The program has included demolishing the old part of the single-storey terminal to construct a new three-level building totaling 10,000 m2.

The airport’s boarding halls have also been expanded, check-in areas  redesigned, and a "faceboarding" biometric boarding system has been installed.

Additionally, renovation to LIN’s runway has been carried out, with the workbeing undertaken during summer 2019 when the airport closed for three months.

The overall cost of the redevelopment work has amounted to about €40 million ($49 million).

Completion of the infrastructure upgrade comes as SEA Group, which manages Linate, is targeting a rebound in traffic this summer after being hampered by travel restrictions in 2020 and during the first half of this year.

Positive signs have emerged in recent weeks with Spanish carrier Volotea begining operations from the airport in late May. The LCC’s inaugural route from LIN started on May 28, connecting the airport with Catania (CTA) in Sicily. Service will initially be 5X-weekly, rising to 1X-daily from June 17.

Flights to the Mediterranean islands of Lampedusa (LMP) and Pantelleria (PNL) also commenced on June 5, while service to Brindisi (BDS) begins on July 3 and Lamezia Terme (SUF) starts a day later.

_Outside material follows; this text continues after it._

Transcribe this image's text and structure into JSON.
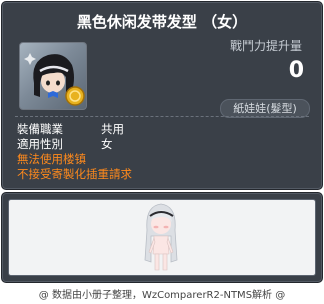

Other new routes from Linate this summer include easyJet’s flights to CTA and Palermo (PMO), which begin on June 11 and will each be 2X-daily from July, and Blue Air’s route from Cluj-Napoca (CLJ). The latter service started on June 2 and will operate twice a week.

Overall, data provided by OAG Schedules Analyser shows that by mid-July (w/c July 19, 2021) there will be about 96,000 available departure seats from LIN. This compares with 135,000 during the same week in 2019—prior to the airport’s temporary closure—and 137,000 in 2018.

Photo credit: SEA Group